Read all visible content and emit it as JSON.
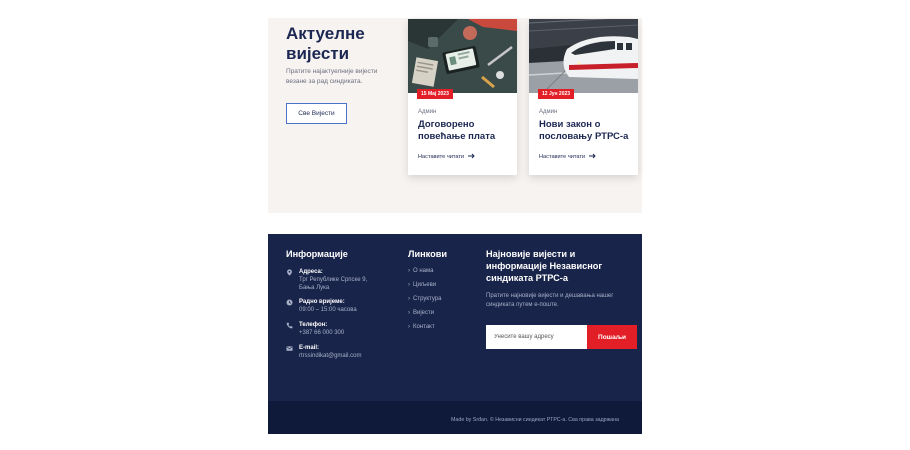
{
  "news": {
    "title": "Актуелне вијести",
    "subtitle": "Пратите најактуелније вијести везане за рад синдиката.",
    "all_button": "Све Вијести",
    "cards": [
      {
        "date": "15 Мај 2023",
        "category": "Админ",
        "title": "Договорено повећање плата",
        "read_more": "Наставите читати"
      },
      {
        "date": "12 Јун 2023",
        "category": "Админ",
        "title": "Нови закон о пословању РТРС-а",
        "read_more": "Наставите читати"
      }
    ]
  },
  "footer": {
    "info_heading": "Информације",
    "info": [
      {
        "icon": "map-pin-icon",
        "label": "Адреса:",
        "value": "Трг Републике Српске 9, Бања Лука"
      },
      {
        "icon": "clock-icon",
        "label": "Радно вријеме:",
        "value": "09:00 – 15:00 часова"
      },
      {
        "icon": "phone-icon",
        "label": "Телефон:",
        "value": "+387 66 000 300"
      },
      {
        "icon": "mail-icon",
        "label": "E-mail:",
        "value": "rtrssindikat@gmail.com"
      }
    ],
    "links_heading": "Линкови",
    "links": [
      "О нама",
      "Циљеви",
      "Структура",
      "Вијести",
      "Контакт"
    ],
    "newsletter_heading": "Најновије вијести и информације Независног синдиката РТРС-а",
    "newsletter_text": "Пратите најновије вијести и дешавања нашег синдиката путем е-поште.",
    "email_placeholder": "Унесите вашу адресу",
    "send_button": "Пошаљи",
    "copyright": "Made by Srđan. © Независни синдикат РТРС-а. Сва права задржана"
  },
  "colors": {
    "navy": "#19244a",
    "navy_dark": "#0f1a3b",
    "accent_red": "#e21f26",
    "heading": "#1c2752"
  }
}
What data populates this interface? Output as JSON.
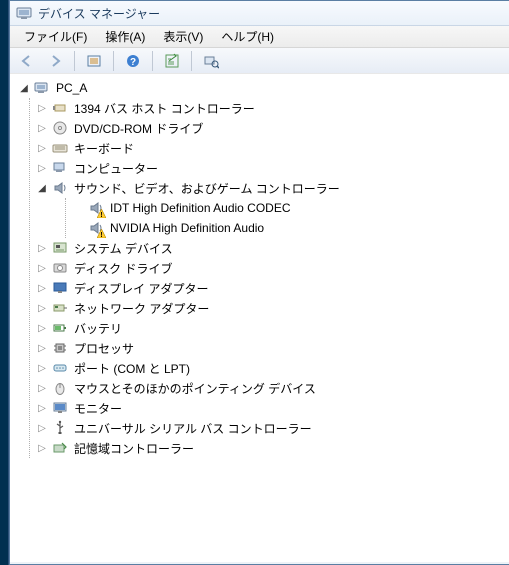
{
  "window": {
    "title": "デバイス マネージャー"
  },
  "menu": {
    "file": "ファイル(F)",
    "action": "操作(A)",
    "view": "表示(V)",
    "help": "ヘルプ(H)"
  },
  "toolbar": {
    "back": "back-icon",
    "forward": "forward-icon",
    "detail": "detail-icon",
    "help": "help-icon",
    "list": "list-icon",
    "scan": "scan-icon"
  },
  "tree": {
    "root": {
      "label": "PC_A",
      "expanded": true
    },
    "items": [
      {
        "label": "1394 バス ホスト コントローラー",
        "icon": "ieee1394",
        "expanded": false
      },
      {
        "label": "DVD/CD-ROM ドライブ",
        "icon": "disc",
        "expanded": false
      },
      {
        "label": "キーボード",
        "icon": "keyboard",
        "expanded": false
      },
      {
        "label": "コンピューター",
        "icon": "computer",
        "expanded": false
      },
      {
        "label": "サウンド、ビデオ、およびゲーム コントローラー",
        "icon": "sound",
        "expanded": true,
        "children": [
          {
            "label": "IDT High Definition Audio CODEC",
            "icon": "sound",
            "warn": true
          },
          {
            "label": "NVIDIA High Definition Audio",
            "icon": "sound",
            "warn": true
          }
        ]
      },
      {
        "label": "システム デバイス",
        "icon": "system",
        "expanded": false
      },
      {
        "label": "ディスク ドライブ",
        "icon": "diskdrive",
        "expanded": false
      },
      {
        "label": "ディスプレイ アダプター",
        "icon": "display",
        "expanded": false
      },
      {
        "label": "ネットワーク アダプター",
        "icon": "network",
        "expanded": false
      },
      {
        "label": "バッテリ",
        "icon": "battery",
        "expanded": false
      },
      {
        "label": "プロセッサ",
        "icon": "cpu",
        "expanded": false
      },
      {
        "label": "ポート (COM と LPT)",
        "icon": "port",
        "expanded": false
      },
      {
        "label": "マウスとそのほかのポインティング デバイス",
        "icon": "mouse",
        "expanded": false
      },
      {
        "label": "モニター",
        "icon": "monitor",
        "expanded": false
      },
      {
        "label": "ユニバーサル シリアル バス コントローラー",
        "icon": "usb",
        "expanded": false
      },
      {
        "label": "記憶域コントローラー",
        "icon": "storage",
        "expanded": false
      }
    ]
  }
}
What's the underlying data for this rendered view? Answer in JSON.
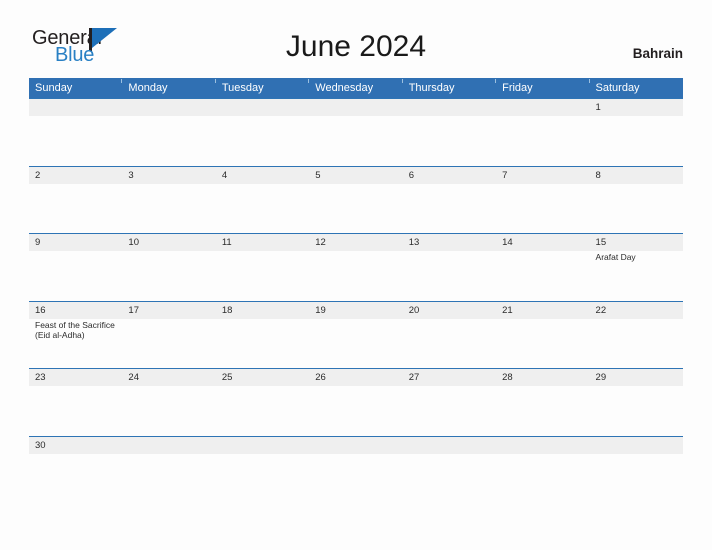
{
  "brand": {
    "word_one": "General",
    "word_two": "Blue",
    "mark_icon": "triangle-flag-icon"
  },
  "header": {
    "title": "June 2024",
    "country": "Bahrain"
  },
  "calendar": {
    "weekdays": [
      "Sunday",
      "Monday",
      "Tuesday",
      "Wednesday",
      "Thursday",
      "Friday",
      "Saturday"
    ],
    "weeks": [
      {
        "days": [
          {
            "date": "",
            "event": ""
          },
          {
            "date": "",
            "event": ""
          },
          {
            "date": "",
            "event": ""
          },
          {
            "date": "",
            "event": ""
          },
          {
            "date": "",
            "event": ""
          },
          {
            "date": "",
            "event": ""
          },
          {
            "date": "1",
            "event": ""
          }
        ]
      },
      {
        "days": [
          {
            "date": "2",
            "event": ""
          },
          {
            "date": "3",
            "event": ""
          },
          {
            "date": "4",
            "event": ""
          },
          {
            "date": "5",
            "event": ""
          },
          {
            "date": "6",
            "event": ""
          },
          {
            "date": "7",
            "event": ""
          },
          {
            "date": "8",
            "event": ""
          }
        ]
      },
      {
        "days": [
          {
            "date": "9",
            "event": ""
          },
          {
            "date": "10",
            "event": ""
          },
          {
            "date": "11",
            "event": ""
          },
          {
            "date": "12",
            "event": ""
          },
          {
            "date": "13",
            "event": ""
          },
          {
            "date": "14",
            "event": ""
          },
          {
            "date": "15",
            "event": "Arafat Day"
          }
        ]
      },
      {
        "days": [
          {
            "date": "16",
            "event": "Feast of the Sacrifice (Eid al-Adha)"
          },
          {
            "date": "17",
            "event": ""
          },
          {
            "date": "18",
            "event": ""
          },
          {
            "date": "19",
            "event": ""
          },
          {
            "date": "20",
            "event": ""
          },
          {
            "date": "21",
            "event": ""
          },
          {
            "date": "22",
            "event": ""
          }
        ]
      },
      {
        "days": [
          {
            "date": "23",
            "event": ""
          },
          {
            "date": "24",
            "event": ""
          },
          {
            "date": "25",
            "event": ""
          },
          {
            "date": "26",
            "event": ""
          },
          {
            "date": "27",
            "event": ""
          },
          {
            "date": "28",
            "event": ""
          },
          {
            "date": "29",
            "event": ""
          }
        ]
      },
      {
        "days": [
          {
            "date": "30",
            "event": ""
          },
          {
            "date": "",
            "event": ""
          },
          {
            "date": "",
            "event": ""
          },
          {
            "date": "",
            "event": ""
          },
          {
            "date": "",
            "event": ""
          },
          {
            "date": "",
            "event": ""
          },
          {
            "date": "",
            "event": ""
          }
        ]
      }
    ]
  },
  "colors": {
    "header_blue": "#3070b3",
    "rule_blue": "#2e74b5",
    "band_gray": "#efefef",
    "brand_blue": "#2980c4",
    "page_bg": "#fdfdfd"
  }
}
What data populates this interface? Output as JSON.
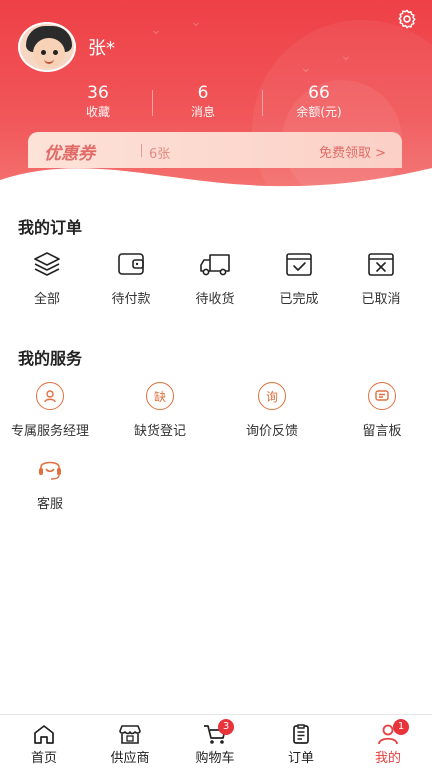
{
  "profile": {
    "username": "张*",
    "stats": [
      {
        "value": "36",
        "label": "收藏"
      },
      {
        "value": "6",
        "label": "消息"
      },
      {
        "value": "66",
        "label": "余额(元)"
      }
    ]
  },
  "coupon": {
    "title": "优惠券",
    "count": "6张",
    "action": "免费领取 >"
  },
  "orders": {
    "title": "我的订单",
    "items": [
      {
        "label": "全部",
        "icon": "layers-icon"
      },
      {
        "label": "待付款",
        "icon": "wallet-icon"
      },
      {
        "label": "待收货",
        "icon": "truck-icon"
      },
      {
        "label": "已完成",
        "icon": "check-box-icon"
      },
      {
        "label": "已取消",
        "icon": "cancel-box-icon"
      }
    ]
  },
  "services": {
    "title": "我的服务",
    "items": [
      {
        "label": "专属服务经理",
        "icon": "manager-icon",
        "glyph": ""
      },
      {
        "label": "缺货登记",
        "icon": "out-of-stock-icon",
        "glyph": "缺"
      },
      {
        "label": "询价反馈",
        "icon": "inquiry-icon",
        "glyph": "询"
      },
      {
        "label": "留言板",
        "icon": "message-board-icon",
        "glyph": ""
      },
      {
        "label": "客服",
        "icon": "headset-icon",
        "glyph": ""
      }
    ]
  },
  "tabbar": {
    "items": [
      {
        "label": "首页",
        "icon": "home-icon"
      },
      {
        "label": "供应商",
        "icon": "store-icon"
      },
      {
        "label": "购物车",
        "icon": "cart-icon",
        "badge": "3"
      },
      {
        "label": "订单",
        "icon": "order-list-icon"
      },
      {
        "label": "我的",
        "icon": "user-icon",
        "badge": "1",
        "active": true
      }
    ]
  },
  "colors": {
    "header": "#ee4046",
    "accent": "#e8403f",
    "service_icon": "#e0703e"
  }
}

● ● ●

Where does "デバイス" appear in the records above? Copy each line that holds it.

    "title": "デバイス マネージャー"
        "label": "システム デバイス",
        "label": "マウスとそのほかのポインティング デバイス",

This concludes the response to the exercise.